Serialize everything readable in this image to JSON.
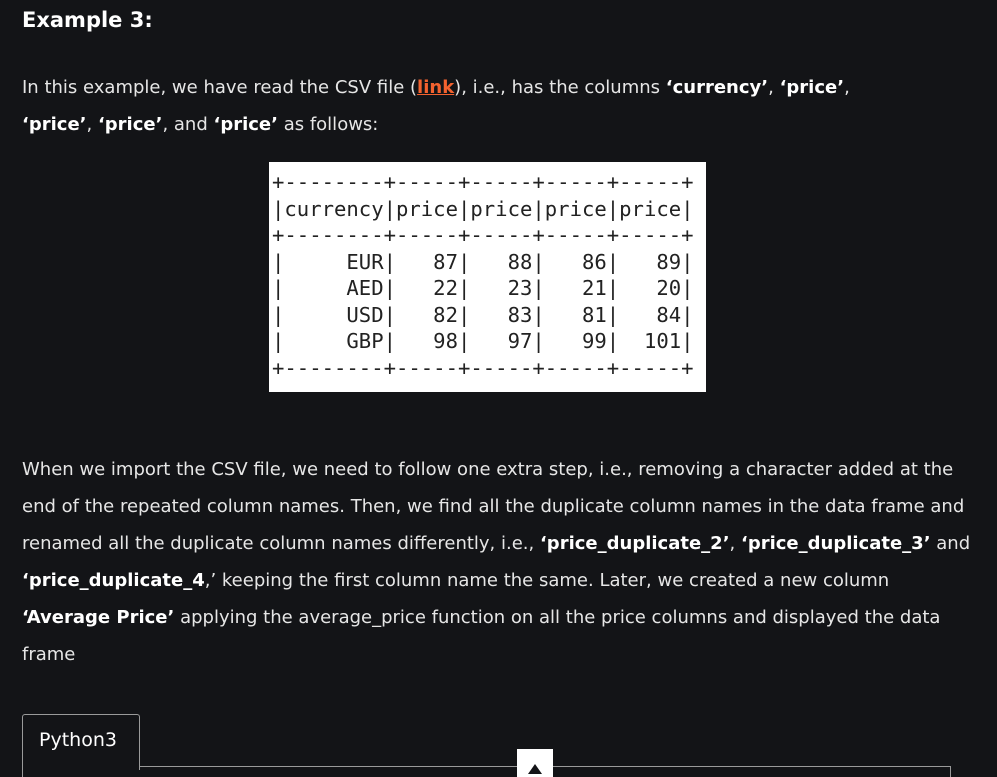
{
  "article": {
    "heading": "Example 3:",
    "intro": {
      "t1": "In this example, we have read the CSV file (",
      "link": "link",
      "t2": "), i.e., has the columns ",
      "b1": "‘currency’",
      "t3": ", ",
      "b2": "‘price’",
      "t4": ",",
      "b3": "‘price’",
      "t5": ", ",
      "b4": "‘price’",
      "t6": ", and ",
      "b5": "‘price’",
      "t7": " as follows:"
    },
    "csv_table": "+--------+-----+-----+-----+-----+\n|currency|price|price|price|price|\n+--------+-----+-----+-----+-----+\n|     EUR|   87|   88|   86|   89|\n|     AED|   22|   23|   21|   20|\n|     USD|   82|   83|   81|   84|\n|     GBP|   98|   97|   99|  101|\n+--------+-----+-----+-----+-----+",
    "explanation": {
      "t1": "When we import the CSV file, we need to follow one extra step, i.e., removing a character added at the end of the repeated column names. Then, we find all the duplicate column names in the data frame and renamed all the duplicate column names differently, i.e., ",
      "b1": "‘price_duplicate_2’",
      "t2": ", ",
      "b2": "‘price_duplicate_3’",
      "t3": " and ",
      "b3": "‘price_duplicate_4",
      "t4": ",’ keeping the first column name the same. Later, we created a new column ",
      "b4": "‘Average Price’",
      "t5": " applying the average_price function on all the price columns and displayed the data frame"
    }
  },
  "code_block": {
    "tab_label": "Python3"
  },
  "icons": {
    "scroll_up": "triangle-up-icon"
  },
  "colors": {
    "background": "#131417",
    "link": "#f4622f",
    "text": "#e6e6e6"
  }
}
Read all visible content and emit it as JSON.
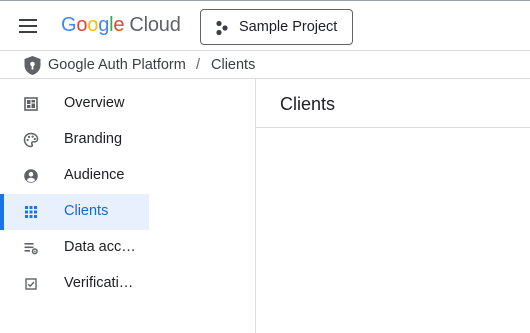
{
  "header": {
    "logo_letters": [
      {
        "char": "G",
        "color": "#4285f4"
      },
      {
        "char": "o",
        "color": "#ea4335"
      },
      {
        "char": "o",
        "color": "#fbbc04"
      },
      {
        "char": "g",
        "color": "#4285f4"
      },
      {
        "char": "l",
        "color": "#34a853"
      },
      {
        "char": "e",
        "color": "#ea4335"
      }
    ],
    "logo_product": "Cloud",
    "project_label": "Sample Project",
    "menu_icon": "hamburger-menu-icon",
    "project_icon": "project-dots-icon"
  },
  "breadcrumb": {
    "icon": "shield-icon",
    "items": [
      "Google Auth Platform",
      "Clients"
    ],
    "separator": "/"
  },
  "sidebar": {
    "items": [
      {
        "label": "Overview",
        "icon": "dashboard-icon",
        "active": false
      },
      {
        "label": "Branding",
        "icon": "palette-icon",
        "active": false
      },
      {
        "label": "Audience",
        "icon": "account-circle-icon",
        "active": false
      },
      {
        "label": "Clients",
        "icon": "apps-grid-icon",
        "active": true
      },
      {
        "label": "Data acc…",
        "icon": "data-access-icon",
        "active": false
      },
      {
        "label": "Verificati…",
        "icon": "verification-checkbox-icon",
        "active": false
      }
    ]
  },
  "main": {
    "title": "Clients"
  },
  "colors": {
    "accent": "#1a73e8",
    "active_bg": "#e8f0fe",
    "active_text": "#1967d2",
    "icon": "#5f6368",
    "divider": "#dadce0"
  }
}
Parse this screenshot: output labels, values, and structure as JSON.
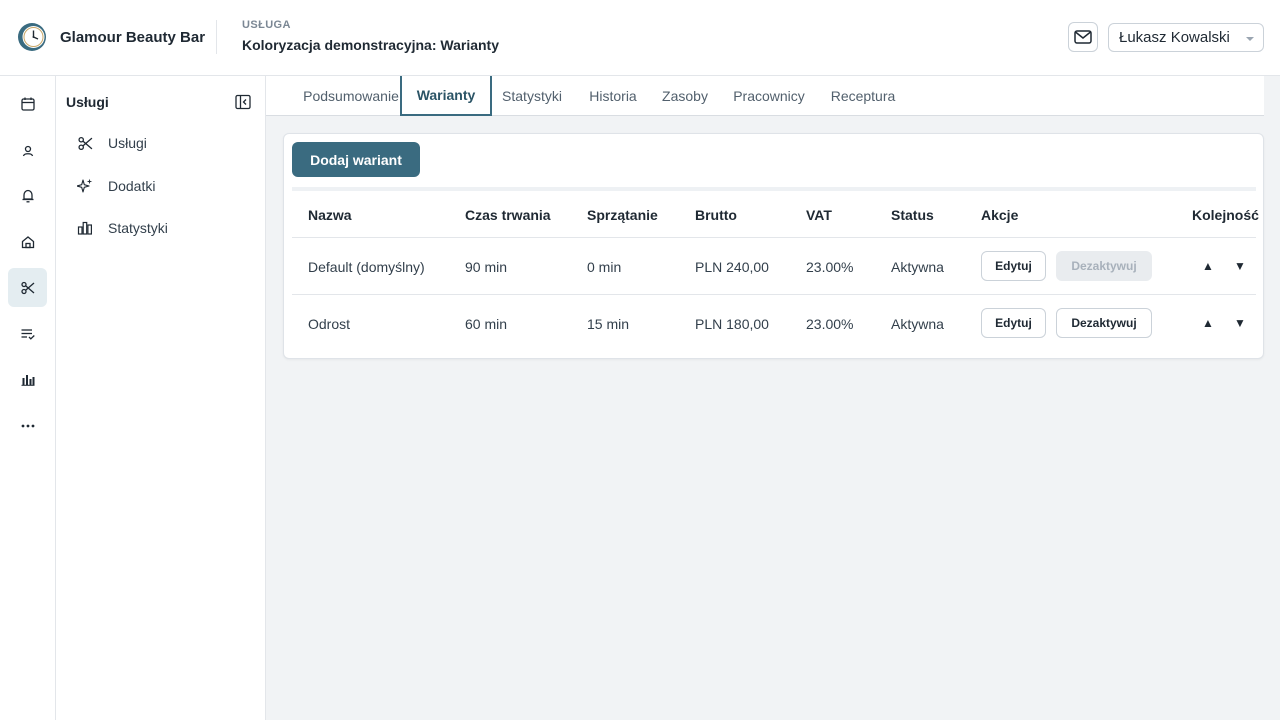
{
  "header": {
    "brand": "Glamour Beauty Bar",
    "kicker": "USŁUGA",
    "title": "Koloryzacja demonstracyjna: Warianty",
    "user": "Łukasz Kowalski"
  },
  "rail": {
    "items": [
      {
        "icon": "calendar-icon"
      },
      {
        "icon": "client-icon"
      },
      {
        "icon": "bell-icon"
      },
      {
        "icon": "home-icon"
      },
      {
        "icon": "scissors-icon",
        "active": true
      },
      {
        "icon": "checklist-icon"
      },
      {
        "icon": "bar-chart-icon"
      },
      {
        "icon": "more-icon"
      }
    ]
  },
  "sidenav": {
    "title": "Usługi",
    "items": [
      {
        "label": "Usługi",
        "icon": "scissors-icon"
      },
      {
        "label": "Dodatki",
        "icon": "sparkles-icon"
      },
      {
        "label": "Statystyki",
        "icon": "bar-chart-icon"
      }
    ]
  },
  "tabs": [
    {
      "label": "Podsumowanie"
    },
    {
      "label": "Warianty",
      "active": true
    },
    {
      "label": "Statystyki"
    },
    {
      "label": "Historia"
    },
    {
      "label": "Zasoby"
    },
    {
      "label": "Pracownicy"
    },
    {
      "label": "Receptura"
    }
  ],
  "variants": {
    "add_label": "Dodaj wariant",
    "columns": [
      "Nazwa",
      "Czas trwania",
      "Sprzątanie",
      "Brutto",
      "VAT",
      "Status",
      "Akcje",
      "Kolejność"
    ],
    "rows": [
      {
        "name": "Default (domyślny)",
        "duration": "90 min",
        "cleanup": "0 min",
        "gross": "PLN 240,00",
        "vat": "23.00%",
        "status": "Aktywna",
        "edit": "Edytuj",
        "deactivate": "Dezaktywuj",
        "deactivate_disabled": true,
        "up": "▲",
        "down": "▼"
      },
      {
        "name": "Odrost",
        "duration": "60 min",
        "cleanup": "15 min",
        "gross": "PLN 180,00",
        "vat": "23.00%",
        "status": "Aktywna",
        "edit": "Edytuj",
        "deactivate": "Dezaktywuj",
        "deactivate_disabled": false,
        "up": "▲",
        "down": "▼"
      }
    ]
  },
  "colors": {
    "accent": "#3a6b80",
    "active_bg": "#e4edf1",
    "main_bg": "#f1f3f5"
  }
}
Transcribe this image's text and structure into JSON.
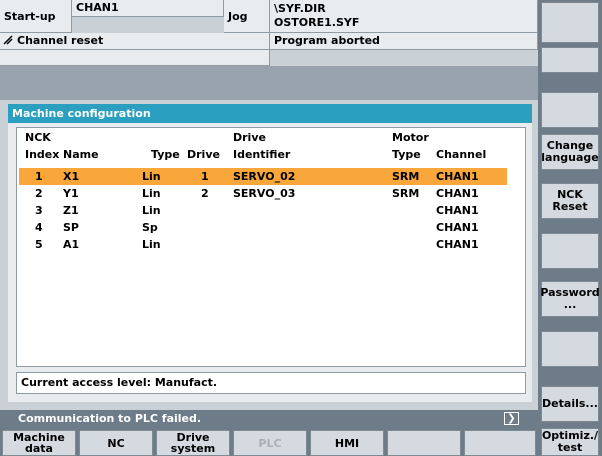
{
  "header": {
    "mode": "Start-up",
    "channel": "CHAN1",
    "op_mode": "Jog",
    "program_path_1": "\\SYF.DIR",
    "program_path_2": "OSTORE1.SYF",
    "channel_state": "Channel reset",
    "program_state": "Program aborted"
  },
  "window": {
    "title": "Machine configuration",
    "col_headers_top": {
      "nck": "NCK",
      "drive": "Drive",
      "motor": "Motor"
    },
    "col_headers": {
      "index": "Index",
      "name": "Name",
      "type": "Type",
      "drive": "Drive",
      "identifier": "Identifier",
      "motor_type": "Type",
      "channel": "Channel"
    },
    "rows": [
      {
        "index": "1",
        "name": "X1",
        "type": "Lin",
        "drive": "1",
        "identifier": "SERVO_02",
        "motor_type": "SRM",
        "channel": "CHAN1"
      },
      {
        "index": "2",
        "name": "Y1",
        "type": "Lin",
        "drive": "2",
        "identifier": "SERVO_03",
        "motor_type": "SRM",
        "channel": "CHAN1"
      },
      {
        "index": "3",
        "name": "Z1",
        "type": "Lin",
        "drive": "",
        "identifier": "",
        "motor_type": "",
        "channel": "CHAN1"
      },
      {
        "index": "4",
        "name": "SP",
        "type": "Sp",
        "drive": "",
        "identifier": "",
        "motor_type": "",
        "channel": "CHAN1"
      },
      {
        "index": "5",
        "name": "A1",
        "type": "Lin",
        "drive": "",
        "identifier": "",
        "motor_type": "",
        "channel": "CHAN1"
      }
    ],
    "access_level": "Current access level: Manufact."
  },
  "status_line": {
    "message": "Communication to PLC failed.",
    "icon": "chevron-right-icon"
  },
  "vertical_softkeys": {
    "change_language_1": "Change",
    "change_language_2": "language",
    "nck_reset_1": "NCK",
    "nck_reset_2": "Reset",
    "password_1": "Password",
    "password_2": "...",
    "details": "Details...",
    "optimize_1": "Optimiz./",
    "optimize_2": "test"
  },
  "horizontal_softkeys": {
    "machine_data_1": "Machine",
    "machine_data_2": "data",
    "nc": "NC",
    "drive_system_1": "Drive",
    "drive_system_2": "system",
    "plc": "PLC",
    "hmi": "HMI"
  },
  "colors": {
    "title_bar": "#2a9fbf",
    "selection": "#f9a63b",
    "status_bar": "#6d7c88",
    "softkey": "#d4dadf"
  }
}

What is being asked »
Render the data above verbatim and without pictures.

Completed task »
Serialize everything readable in this image to JSON.
{
  "article": {
    "heading": "Example 3:",
    "intro": {
      "t1": "In this example, we have read the CSV file (",
      "link": "link",
      "t2": "), i.e., has the columns ",
      "b1": "‘currency’",
      "t3": ", ",
      "b2": "‘price’",
      "t4": ",",
      "b3": "‘price’",
      "t5": ", ",
      "b4": "‘price’",
      "t6": ", and ",
      "b5": "‘price’",
      "t7": " as follows:"
    },
    "csv_table": "+--------+-----+-----+-----+-----+\n|currency|price|price|price|price|\n+--------+-----+-----+-----+-----+\n|     EUR|   87|   88|   86|   89|\n|     AED|   22|   23|   21|   20|\n|     USD|   82|   83|   81|   84|\n|     GBP|   98|   97|   99|  101|\n+--------+-----+-----+-----+-----+",
    "explanation": {
      "t1": "When we import the CSV file, we need to follow one extra step, i.e., removing a character added at the end of the repeated column names. Then, we find all the duplicate column names in the data frame and renamed all the duplicate column names differently, i.e., ",
      "b1": "‘price_duplicate_2’",
      "t2": ", ",
      "b2": "‘price_duplicate_3’",
      "t3": " and ",
      "b3": "‘price_duplicate_4",
      "t4": ",’ keeping the first column name the same. Later, we created a new column ",
      "b4": "‘Average Price’",
      "t5": " applying the average_price function on all the price columns and displayed the data frame"
    }
  },
  "code_block": {
    "tab_label": "Python3"
  },
  "icons": {
    "scroll_up": "triangle-up-icon"
  },
  "colors": {
    "background": "#131417",
    "link": "#f4622f",
    "text": "#e6e6e6"
  }
}
Read all visible content and emit it as JSON.
{
  "header": {
    "logo_letters": [
      {
        "char": "G",
        "color": "#4285f4"
      },
      {
        "char": "o",
        "color": "#ea4335"
      },
      {
        "char": "o",
        "color": "#fbbc04"
      },
      {
        "char": "g",
        "color": "#4285f4"
      },
      {
        "char": "l",
        "color": "#34a853"
      },
      {
        "char": "e",
        "color": "#ea4335"
      }
    ],
    "logo_product": "Cloud",
    "project_label": "Sample Project",
    "menu_icon": "hamburger-menu-icon",
    "project_icon": "project-dots-icon"
  },
  "breadcrumb": {
    "icon": "shield-icon",
    "items": [
      "Google Auth Platform",
      "Clients"
    ],
    "separator": "/"
  },
  "sidebar": {
    "items": [
      {
        "label": "Overview",
        "icon": "dashboard-icon",
        "active": false
      },
      {
        "label": "Branding",
        "icon": "palette-icon",
        "active": false
      },
      {
        "label": "Audience",
        "icon": "account-circle-icon",
        "active": false
      },
      {
        "label": "Clients",
        "icon": "apps-grid-icon",
        "active": true
      },
      {
        "label": "Data acc…",
        "icon": "data-access-icon",
        "active": false
      },
      {
        "label": "Verificati…",
        "icon": "verification-checkbox-icon",
        "active": false
      }
    ]
  },
  "main": {
    "title": "Clients"
  },
  "colors": {
    "accent": "#1a73e8",
    "active_bg": "#e8f0fe",
    "active_text": "#1967d2",
    "icon": "#5f6368",
    "divider": "#dadce0"
  }
}
Parse this screenshot: output labels, values, and structure as JSON.
{
  "header": {
    "brand": "Glamour Beauty Bar",
    "kicker": "USŁUGA",
    "title": "Koloryzacja demonstracyjna: Warianty",
    "user": "Łukasz Kowalski"
  },
  "rail": {
    "items": [
      {
        "icon": "calendar-icon"
      },
      {
        "icon": "client-icon"
      },
      {
        "icon": "bell-icon"
      },
      {
        "icon": "home-icon"
      },
      {
        "icon": "scissors-icon",
        "active": true
      },
      {
        "icon": "checklist-icon"
      },
      {
        "icon": "bar-chart-icon"
      },
      {
        "icon": "more-icon"
      }
    ]
  },
  "sidenav": {
    "title": "Usługi",
    "items": [
      {
        "label": "Usługi",
        "icon": "scissors-icon"
      },
      {
        "label": "Dodatki",
        "icon": "sparkles-icon"
      },
      {
        "label": "Statystyki",
        "icon": "bar-chart-icon"
      }
    ]
  },
  "tabs": [
    {
      "label": "Podsumowanie"
    },
    {
      "label": "Warianty",
      "active": true
    },
    {
      "label": "Statystyki"
    },
    {
      "label": "Historia"
    },
    {
      "label": "Zasoby"
    },
    {
      "label": "Pracownicy"
    },
    {
      "label": "Receptura"
    }
  ],
  "variants": {
    "add_label": "Dodaj wariant",
    "columns": [
      "Nazwa",
      "Czas trwania",
      "Sprzątanie",
      "Brutto",
      "VAT",
      "Status",
      "Akcje",
      "Kolejność"
    ],
    "rows": [
      {
        "name": "Default (domyślny)",
        "duration": "90 min",
        "cleanup": "0 min",
        "gross": "PLN 240,00",
        "vat": "23.00%",
        "status": "Aktywna",
        "edit": "Edytuj",
        "deactivate": "Dezaktywuj",
        "deactivate_disabled": true,
        "up": "▲",
        "down": "▼"
      },
      {
        "name": "Odrost",
        "duration": "60 min",
        "cleanup": "15 min",
        "gross": "PLN 180,00",
        "vat": "23.00%",
        "status": "Aktywna",
        "edit": "Edytuj",
        "deactivate": "Dezaktywuj",
        "deactivate_disabled": false,
        "up": "▲",
        "down": "▼"
      }
    ]
  },
  "colors": {
    "accent": "#3a6b80",
    "active_bg": "#e4edf1",
    "main_bg": "#f1f3f5"
  }
}
Transcribe this image's text and structure into JSON.
{
  "header": {
    "mode": "Start-up",
    "channel": "CHAN1",
    "op_mode": "Jog",
    "program_path_1": "\\SYF.DIR",
    "program_path_2": "OSTORE1.SYF",
    "channel_state": "Channel reset",
    "program_state": "Program aborted"
  },
  "window": {
    "title": "Machine configuration",
    "col_headers_top": {
      "nck": "NCK",
      "drive": "Drive",
      "motor": "Motor"
    },
    "col_headers": {
      "index": "Index",
      "name": "Name",
      "type": "Type",
      "drive": "Drive",
      "identifier": "Identifier",
      "motor_type": "Type",
      "channel": "Channel"
    },
    "rows": [
      {
        "index": "1",
        "name": "X1",
        "type": "Lin",
        "drive": "1",
        "identifier": "SERVO_02",
        "motor_type": "SRM",
        "channel": "CHAN1"
      },
      {
        "index": "2",
        "name": "Y1",
        "type": "Lin",
        "drive": "2",
        "identifier": "SERVO_03",
        "motor_type": "SRM",
        "channel": "CHAN1"
      },
      {
        "index": "3",
        "name": "Z1",
        "type": "Lin",
        "drive": "",
        "identifier": "",
        "motor_type": "",
        "channel": "CHAN1"
      },
      {
        "index": "4",
        "name": "SP",
        "type": "Sp",
        "drive": "",
        "identifier": "",
        "motor_type": "",
        "channel": "CHAN1"
      },
      {
        "index": "5",
        "name": "A1",
        "type": "Lin",
        "drive": "",
        "identifier": "",
        "motor_type": "",
        "channel": "CHAN1"
      }
    ],
    "access_level": "Current access level: Manufact."
  },
  "status_line": {
    "message": "Communication to PLC failed.",
    "icon": "chevron-right-icon"
  },
  "vertical_softkeys": {
    "change_language_1": "Change",
    "change_language_2": "language",
    "nck_reset_1": "NCK",
    "nck_reset_2": "Reset",
    "password_1": "Password",
    "password_2": "...",
    "details": "Details...",
    "optimize_1": "Optimiz./",
    "optimize_2": "test"
  },
  "horizontal_softkeys": {
    "machine_data_1": "Machine",
    "machine_data_2": "data",
    "nc": "NC",
    "drive_system_1": "Drive",
    "drive_system_2": "system",
    "plc": "PLC",
    "hmi": "HMI"
  },
  "colors": {
    "title_bar": "#2a9fbf",
    "selection": "#f9a63b",
    "status_bar": "#6d7c88",
    "softkey": "#d4dadf"
  }
}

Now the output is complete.